<<<<

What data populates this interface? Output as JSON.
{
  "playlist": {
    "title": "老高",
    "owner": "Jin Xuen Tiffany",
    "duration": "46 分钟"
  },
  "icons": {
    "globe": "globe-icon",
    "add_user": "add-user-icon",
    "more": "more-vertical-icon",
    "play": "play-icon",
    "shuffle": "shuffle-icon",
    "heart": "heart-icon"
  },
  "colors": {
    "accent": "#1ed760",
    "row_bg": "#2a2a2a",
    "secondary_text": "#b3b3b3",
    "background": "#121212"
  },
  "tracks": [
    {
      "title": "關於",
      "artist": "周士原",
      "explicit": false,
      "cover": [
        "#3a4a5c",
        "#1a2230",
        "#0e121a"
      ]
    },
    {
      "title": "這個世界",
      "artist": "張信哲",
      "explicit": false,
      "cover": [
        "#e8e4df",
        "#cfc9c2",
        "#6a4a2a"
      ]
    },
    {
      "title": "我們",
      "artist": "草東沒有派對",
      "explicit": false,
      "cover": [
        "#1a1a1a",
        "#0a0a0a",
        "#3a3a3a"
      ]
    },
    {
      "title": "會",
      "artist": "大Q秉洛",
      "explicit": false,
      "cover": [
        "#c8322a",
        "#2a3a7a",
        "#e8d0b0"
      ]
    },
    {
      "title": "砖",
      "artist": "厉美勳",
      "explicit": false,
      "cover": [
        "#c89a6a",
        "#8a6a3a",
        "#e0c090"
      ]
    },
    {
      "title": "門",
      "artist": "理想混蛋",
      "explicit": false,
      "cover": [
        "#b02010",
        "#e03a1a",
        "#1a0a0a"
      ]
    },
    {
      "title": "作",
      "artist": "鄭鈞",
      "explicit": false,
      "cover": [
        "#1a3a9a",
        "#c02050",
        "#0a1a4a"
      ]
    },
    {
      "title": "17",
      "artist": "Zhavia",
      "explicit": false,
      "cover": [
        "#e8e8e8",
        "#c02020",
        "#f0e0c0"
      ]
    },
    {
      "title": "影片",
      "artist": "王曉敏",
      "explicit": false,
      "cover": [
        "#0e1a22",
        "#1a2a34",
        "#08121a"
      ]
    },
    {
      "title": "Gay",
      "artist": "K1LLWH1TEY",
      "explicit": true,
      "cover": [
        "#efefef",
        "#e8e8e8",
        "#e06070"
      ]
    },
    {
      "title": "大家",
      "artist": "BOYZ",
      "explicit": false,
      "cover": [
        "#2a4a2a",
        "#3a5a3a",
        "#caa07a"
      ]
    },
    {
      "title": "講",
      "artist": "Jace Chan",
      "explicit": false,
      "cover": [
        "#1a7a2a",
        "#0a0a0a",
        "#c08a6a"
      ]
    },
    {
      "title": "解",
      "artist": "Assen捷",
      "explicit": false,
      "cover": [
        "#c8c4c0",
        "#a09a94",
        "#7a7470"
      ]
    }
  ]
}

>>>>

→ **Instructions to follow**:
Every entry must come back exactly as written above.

→ **Result for this task**:
What data populates this interface? Output as JSON.
{
  "playlist": {
    "title": "老高",
    "owner": "Jin Xuen Tiffany",
    "duration": "46 分钟"
  },
  "icons": {
    "globe": "globe-icon",
    "add_user": "add-user-icon",
    "more": "more-vertical-icon",
    "play": "play-icon",
    "shuffle": "shuffle-icon",
    "heart": "heart-icon"
  },
  "colors": {
    "accent": "#1ed760",
    "row_bg": "#2a2a2a",
    "secondary_text": "#b3b3b3",
    "background": "#121212"
  },
  "tracks": [
    {
      "title": "關於",
      "artist": "周士原",
      "explicit": false,
      "cover": [
        "#3a4a5c",
        "#1a2230",
        "#0e121a"
      ]
    },
    {
      "title": "這個世界",
      "artist": "張信哲",
      "explicit": false,
      "cover": [
        "#e8e4df",
        "#cfc9c2",
        "#6a4a2a"
      ]
    },
    {
      "title": "我們",
      "artist": "草東沒有派對",
      "explicit": false,
      "cover": [
        "#1a1a1a",
        "#0a0a0a",
        "#3a3a3a"
      ]
    },
    {
      "title": "會",
      "artist": "大Q秉洛",
      "explicit": false,
      "cover": [
        "#c8322a",
        "#2a3a7a",
        "#e8d0b0"
      ]
    },
    {
      "title": "砖",
      "artist": "厉美勳",
      "explicit": false,
      "cover": [
        "#c89a6a",
        "#8a6a3a",
        "#e0c090"
      ]
    },
    {
      "title": "門",
      "artist": "理想混蛋",
      "explicit": false,
      "cover": [
        "#b02010",
        "#e03a1a",
        "#1a0a0a"
      ]
    },
    {
      "title": "作",
      "artist": "鄭鈞",
      "explicit": false,
      "cover": [
        "#1a3a9a",
        "#c02050",
        "#0a1a4a"
      ]
    },
    {
      "title": "17",
      "artist": "Zhavia",
      "explicit": false,
      "cover": [
        "#e8e8e8",
        "#c02020",
        "#f0e0c0"
      ]
    },
    {
      "title": "影片",
      "artist": "王曉敏",
      "explicit": false,
      "cover": [
        "#0e1a22",
        "#1a2a34",
        "#08121a"
      ]
    },
    {
      "title": "Gay",
      "artist": "K1LLWH1TEY",
      "explicit": true,
      "cover": [
        "#efefef",
        "#e8e8e8",
        "#e06070"
      ]
    },
    {
      "title": "大家",
      "artist": "BOYZ",
      "explicit": false,
      "cover": [
        "#2a4a2a",
        "#3a5a3a",
        "#caa07a"
      ]
    },
    {
      "title": "講",
      "artist": "Jace Chan",
      "explicit": false,
      "cover": [
        "#1a7a2a",
        "#0a0a0a",
        "#c08a6a"
      ]
    },
    {
      "title": "解",
      "artist": "Assen捷",
      "explicit": false,
      "cover": [
        "#c8c4c0",
        "#a09a94",
        "#7a7470"
      ]
    }
  ]
}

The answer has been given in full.